Why data skills are crucial to remain relevant in management
In a world driven by data, managers and leaders are increasingly aware of the need to develop their skills in this area.
Data skills and insights are vital to shape 21st century managerial strategies and corporate decision-making, and drive greater organisational efficiency.
An understanding of the value of data skills was accelerating before Covid-19, but has gained greater momentum since the pandemic - because data has been at the heart of the public reporting of the crisis.
“The pandemic acted as a push to managers to modernise and update their data skill-set, both personally and as a way of improving their organisation's productivity and efficiency,” says Dr James Abdey, Assistant Professorial Lecturer in Statistics at the London School of Economics and Political Science (LSE).
Dr Abdey leads the LSE Data Analysis for Management online certificate course in collaboration with GetSmarter, which has already helped professionals from a variety of organisations improve their data skills.
The 8-week, 8-module course passes on the knowledge and practical tools needed to understand, interpret and communicate data in a very practical way.
"We wanted to make the course relevant to the real world and useful in students’ day jobs, with a broad cross-section of techniques, including forecasting and data visualisation,” says Dr Abdey.
“Data visualisation can really bring data to life. In one chart, you can communicate a vast amount of information very efficiently. This helps quantify things simply and adds real value to an organisation.
“People say a picture paints a thousand words.
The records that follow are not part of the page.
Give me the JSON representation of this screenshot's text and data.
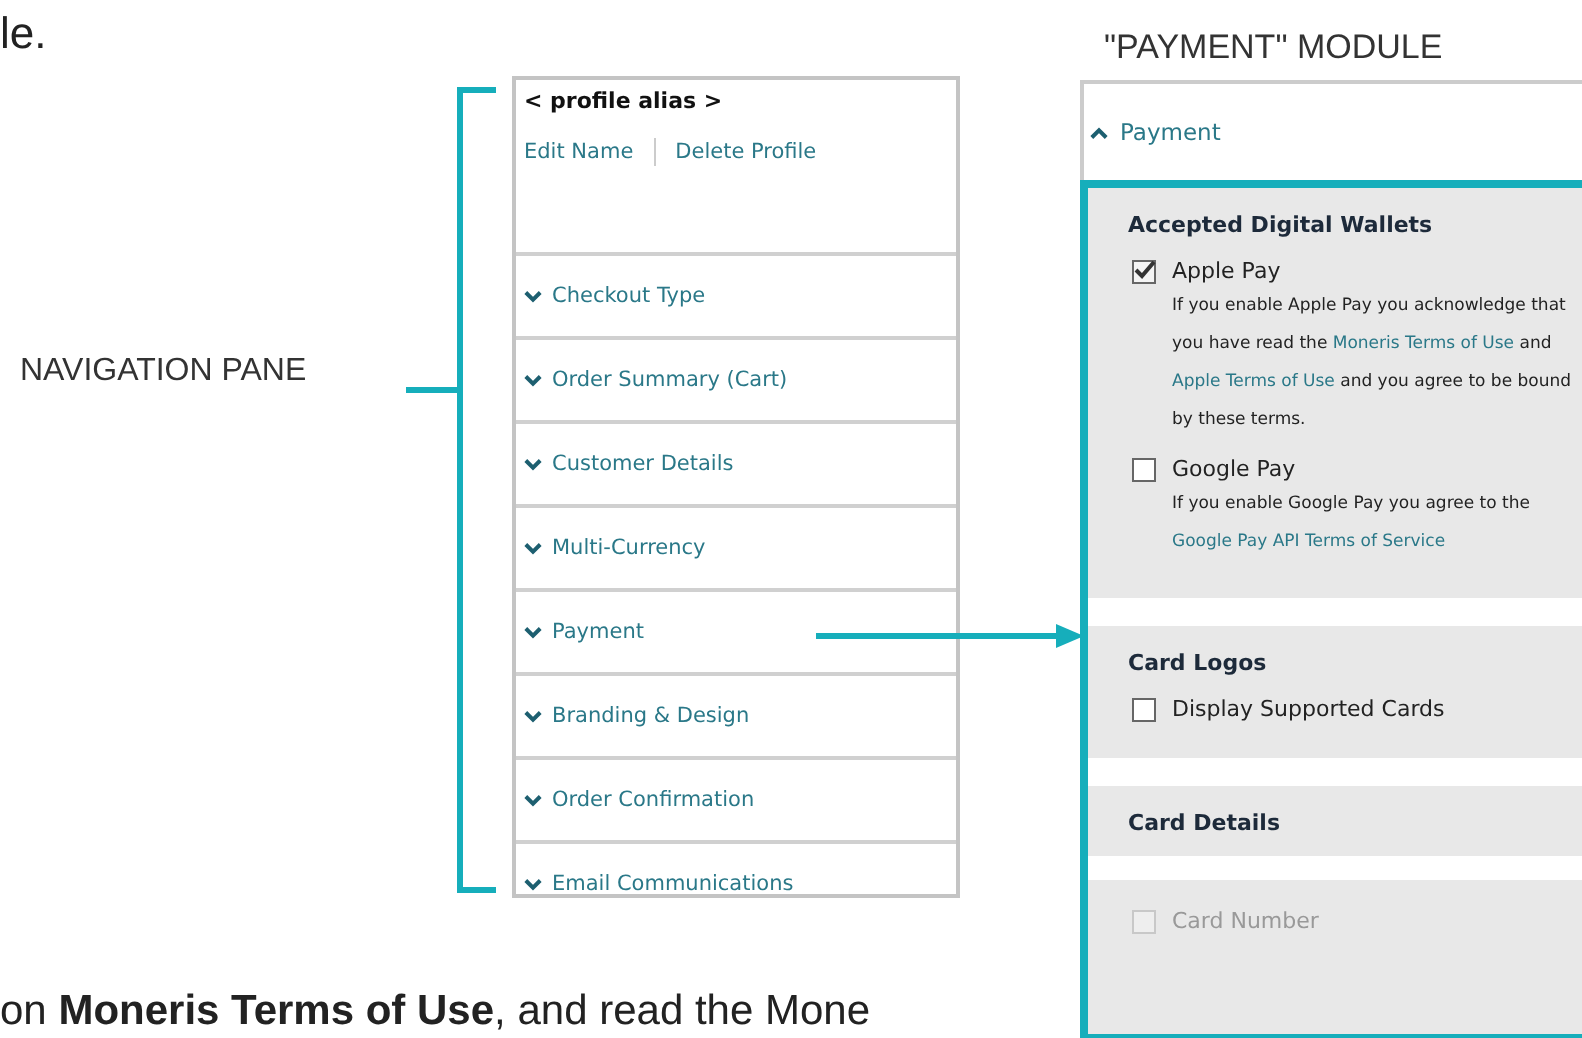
{
  "body_text": {
    "top": "le.",
    "bottom": "on **Moneris Terms of Use**, and read the Mone"
  },
  "callouts": [
    {
      "kind": "bracket",
      "label": "NAVIGATION PANE"
    },
    {
      "kind": "heading",
      "label": "\"PAYMENT\" MODULE"
    }
  ],
  "navigation_pane": {
    "profile_alias": "< profile alias >",
    "links": [
      "Edit Name",
      "Delete Profile"
    ],
    "items": [
      {
        "label": "Checkout Type",
        "expanded": false
      },
      {
        "label": "Order Summary (Cart)",
        "expanded": false
      },
      {
        "label": "Customer Details",
        "expanded": false
      },
      {
        "label": "Multi-Currency",
        "expanded": false
      },
      {
        "label": "Payment",
        "expanded": false
      },
      {
        "label": "Branding & Design",
        "expanded": false
      },
      {
        "label": "Order Confirmation",
        "expanded": false
      },
      {
        "label": "Email Communications",
        "expanded": false
      }
    ]
  },
  "payment_module": {
    "header": {
      "label": "Payment",
      "expanded": true
    },
    "sections": [
      {
        "title": "Accepted Digital Wallets",
        "options": [
          {
            "label": "Apple Pay",
            "checked": true,
            "disabled": false,
            "description": [
              {
                "kind": "text",
                "text": "If you enable Apple Pay you acknowledge that you have read the "
              },
              {
                "kind": "link",
                "text": "Moneris Terms of Use"
              },
              {
                "kind": "text",
                "text": " and "
              },
              {
                "kind": "link",
                "text": "Apple Terms of Use"
              },
              {
                "kind": "text",
                "text": " and you agree to be bound by these terms."
              }
            ]
          },
          {
            "label": "Google Pay",
            "checked": false,
            "disabled": false,
            "description": [
              {
                "kind": "text",
                "text": "If you enable Google Pay you agree to the "
              },
              {
                "kind": "link",
                "text": "Google Pay API Terms of Service"
              }
            ]
          }
        ]
      },
      {
        "title": "Card Logos",
        "options": [
          {
            "label": "Display Supported Cards",
            "checked": false,
            "disabled": false
          }
        ]
      },
      {
        "title": "Card Details",
        "covered": true,
        "options": [
          {
            "label": "Card Number",
            "checked": false,
            "disabled": true
          }
        ]
      }
    ]
  }
}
Data visualisation speaks a thousand data points or more.”
Howard Barber, Deputy Chair of the Data Marketing Association in Scotland, agrees: “Data visualisation really has the ‘wow’ factor when you get it right and you have what you need at your fingertips.”
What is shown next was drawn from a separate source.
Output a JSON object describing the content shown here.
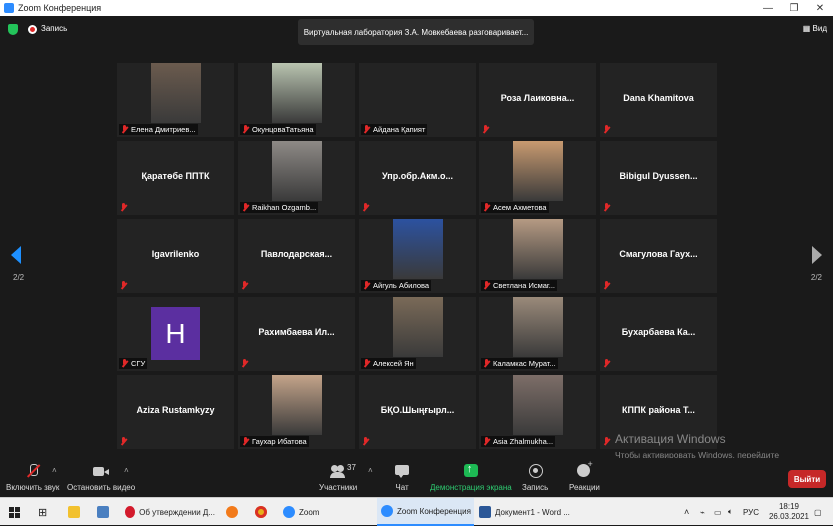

Dr Abdey points to Covid-19 articles or broadcasts illustrated by charts, showing the number of cases or fatalities, international comparisons or relative economic performance.
The course uses Tableau, a leading data visualisation software, which Dr Abdey says most participants won’t have used before, but can get to grips with quickly: "Within a few hours, even if they are not from a strong quantitative background, students are able to generate some data visualisations with ease.”
Another course topic is data forecasting: “The future is always uncertain but if you don’t forecast, you are working blind,” says Dr Abdey: “If you take a purely qualitative approach to decision-making, in whatever setting, you are primarily guided by gut instinct.
“If you can incorporate a data element - data that’s sound, valid, clean and represented fairly - it provides objective fact, to show evidence to support a particular view. The great power of data and statistics is the opportunity to understand why things are as they are.”
Howard Barber says the pandemic has underpinned the trend towards looking at the data you have and using it to inform evidence-based decision-making: “You need to be much closer to your market and customer base and react effectively and quickly to change. It’s about having data in a place here it allows your organisation to be as efficient, adaptable and customer-centric as possible.”
Dr Abdey says it is also important to have a critical eye and questioning mind: “I teach students to be sceptical and not have blind trust in data, to beware of it being presented in a subjective way.”
Participants on the course have an assignment each week, which involves examining large datasets (fictitious, but highly realistic) to draw insights - and a capstone project, to pull together research findings in a specific area of interest.
“Students go data mining to find interesting things, like helpful geographical trends and patterns,” Dr Abdey explains. “Is a particular geographical or business unit losing money? Can data help tell you why?
“It doesn’t provide all the answers but points you in the right direction. It’s like detective work. It’s about identifying where to focus your energies.
“Raw data sets are noise and you need to find the signal. With luck, you discover them quickly, but sometimes it takes longer. We help people know where to look and recognise when they find something.”
This means embedding data skills throughout an organisation, especially at managerial level.
“We are seeing the role of Chief Data Officer emerging as something much more visible,” says Howard Barber of DMA Scotland. “But in many organisations, the stereotype of data skills being provided by a graduate or post-grad from university persists. We are not looking enough at how existing organisations can upskill. It’s a real learning curve.
“There are still big issues like moving data from the analyst team to the wider organisation and to external organisations where necessary.”Dr Abdey agrees: “It’s not just about bringing data scientists into the business - it’s about senior staff understanding how to make best use of data and to embed evidence-based decision-making across the organisation.”
This is at the very heart of what the course tries to achieve; to teach managers how to understand and interrogate data in a way which adds value to personal and organisational performance.
“Most businesses aren’t short of data, but it’s about converting raw data into information and insights which will allow real world actions to be taken,” says Dr Abdey.
“The course is about getting managers to a place where they feel confident and competent to perform data analysis independently and apply that in the real world.”
Find out more: LSE Data Analysis for Management online certificate course